- How to complete this task: Where a picture appears, skip it and copy everything else in the listing exactly.

--------------------------------------------------

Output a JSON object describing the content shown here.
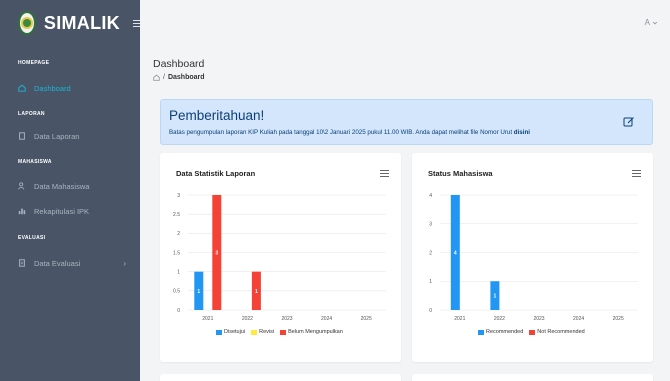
{
  "brand": {
    "name": "SIMALIK"
  },
  "sidebar": {
    "sections": [
      {
        "title": "HOMEPAGE",
        "items": [
          {
            "label": "Dashboard",
            "icon": "home-icon",
            "active": true
          }
        ]
      },
      {
        "title": "LAPORAN",
        "items": [
          {
            "label": "Data Laporan",
            "icon": "document-icon"
          }
        ]
      },
      {
        "title": "MAHASISWA",
        "items": [
          {
            "label": "Data Mahasiswa",
            "icon": "users-icon"
          },
          {
            "label": "Rekapitulasi IPK",
            "icon": "bar-chart-icon"
          }
        ]
      },
      {
        "title": "EVALUASI",
        "items": [
          {
            "label": "Data Evaluasi",
            "icon": "file-icon",
            "chevron": "›"
          }
        ]
      }
    ]
  },
  "header": {
    "user_menu": "A",
    "user_menu_icon": "chevron-down-icon"
  },
  "page": {
    "title": "Dashboard",
    "breadcrumb_sep": "/",
    "breadcrumb_current": "Dashboard"
  },
  "alert": {
    "title": "Pemberitahuan!",
    "text": "Batas pengumpulan laporan KIP Kuliah pada tanggal 10\\2 Januari 2025 pukul 11.00 WIB. Anda dapat melihat file Nomor Urut ",
    "link": "disini",
    "edit_icon": "edit-icon"
  },
  "colors": {
    "blue": "#2196f3",
    "yellow": "#ffeb3b",
    "red": "#f44336",
    "accent": "#19b5d6"
  },
  "charts": {
    "laporan": {
      "title": "Data Statistik Laporan",
      "menu_icon": "menu-icon"
    },
    "mahasiswa": {
      "title": "Status Mahasiswa",
      "menu_icon": "menu-icon"
    }
  },
  "chart_data": [
    {
      "type": "bar",
      "title": "Data Statistik Laporan",
      "categories": [
        "2021",
        "2022",
        "2023",
        "2024",
        "2025"
      ],
      "ylim": [
        0,
        3
      ],
      "yticks": [
        "0",
        "0.5",
        "1",
        "1.5",
        "2",
        "2.5",
        "3"
      ],
      "series": [
        {
          "name": "Disetujui",
          "color": "#2196f3",
          "values": [
            1,
            0,
            0,
            0,
            0
          ]
        },
        {
          "name": "Revisi",
          "color": "#ffeb3b",
          "values": [
            0,
            0,
            0,
            0,
            0
          ]
        },
        {
          "name": "Belum Mengumpulkan",
          "color": "#f44336",
          "values": [
            3,
            1,
            0,
            0,
            0
          ]
        }
      ],
      "grid": true,
      "legend": "bottom"
    },
    {
      "type": "bar",
      "title": "Status Mahasiswa",
      "categories": [
        "2021",
        "2022",
        "2023",
        "2024",
        "2025"
      ],
      "ylim": [
        0,
        4
      ],
      "yticks": [
        "0",
        "1",
        "2",
        "3",
        "4"
      ],
      "series": [
        {
          "name": "Recommended",
          "color": "#2196f3",
          "values": [
            4,
            1,
            0,
            0,
            0
          ]
        },
        {
          "name": "Not Recommended",
          "color": "#f44336",
          "values": [
            0,
            0,
            0,
            0,
            0
          ]
        }
      ],
      "grid": true,
      "legend": "bottom"
    }
  ]
}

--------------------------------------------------

- Solution:
Output a JSON object describing the content shown here.
{
  "brand": {
    "name": "SIMALIK"
  },
  "sidebar": {
    "sections": [
      {
        "title": "HOMEPAGE",
        "items": [
          {
            "label": "Dashboard",
            "icon": "home-icon",
            "active": true
          }
        ]
      },
      {
        "title": "LAPORAN",
        "items": [
          {
            "label": "Data Laporan",
            "icon": "document-icon"
          }
        ]
      },
      {
        "title": "MAHASISWA",
        "items": [
          {
            "label": "Data Mahasiswa",
            "icon": "users-icon"
          },
          {
            "label": "Rekapitulasi IPK",
            "icon": "bar-chart-icon"
          }
        ]
      },
      {
        "title": "EVALUASI",
        "items": [
          {
            "label": "Data Evaluasi",
            "icon": "file-icon",
            "chevron": "›"
          }
        ]
      }
    ]
  },
  "header": {
    "user_menu": "A",
    "user_menu_icon": "chevron-down-icon"
  },
  "page": {
    "title": "Dashboard",
    "breadcrumb_sep": "/",
    "breadcrumb_current": "Dashboard"
  },
  "alert": {
    "title": "Pemberitahuan!",
    "text": "Batas pengumpulan laporan KIP Kuliah pada tanggal 10\\2 Januari 2025 pukul 11.00 WIB. Anda dapat melihat file Nomor Urut ",
    "link": "disini",
    "edit_icon": "edit-icon"
  },
  "colors": {
    "blue": "#2196f3",
    "yellow": "#ffeb3b",
    "red": "#f44336",
    "accent": "#19b5d6"
  },
  "charts": {
    "laporan": {
      "title": "Data Statistik Laporan",
      "menu_icon": "menu-icon"
    },
    "mahasiswa": {
      "title": "Status Mahasiswa",
      "menu_icon": "menu-icon"
    }
  },
  "chart_data": [
    {
      "type": "bar",
      "title": "Data Statistik Laporan",
      "categories": [
        "2021",
        "2022",
        "2023",
        "2024",
        "2025"
      ],
      "ylim": [
        0,
        3
      ],
      "yticks": [
        "0",
        "0.5",
        "1",
        "1.5",
        "2",
        "2.5",
        "3"
      ],
      "series": [
        {
          "name": "Disetujui",
          "color": "#2196f3",
          "values": [
            1,
            0,
            0,
            0,
            0
          ]
        },
        {
          "name": "Revisi",
          "color": "#ffeb3b",
          "values": [
            0,
            0,
            0,
            0,
            0
          ]
        },
        {
          "name": "Belum Mengumpulkan",
          "color": "#f44336",
          "values": [
            3,
            1,
            0,
            0,
            0
          ]
        }
      ],
      "grid": true,
      "legend": "bottom"
    },
    {
      "type": "bar",
      "title": "Status Mahasiswa",
      "categories": [
        "2021",
        "2022",
        "2023",
        "2024",
        "2025"
      ],
      "ylim": [
        0,
        4
      ],
      "yticks": [
        "0",
        "1",
        "2",
        "3",
        "4"
      ],
      "series": [
        {
          "name": "Recommended",
          "color": "#2196f3",
          "values": [
            4,
            1,
            0,
            0,
            0
          ]
        },
        {
          "name": "Not Recommended",
          "color": "#f44336",
          "values": [
            0,
            0,
            0,
            0,
            0
          ]
        }
      ],
      "grid": true,
      "legend": "bottom"
    }
  ]
}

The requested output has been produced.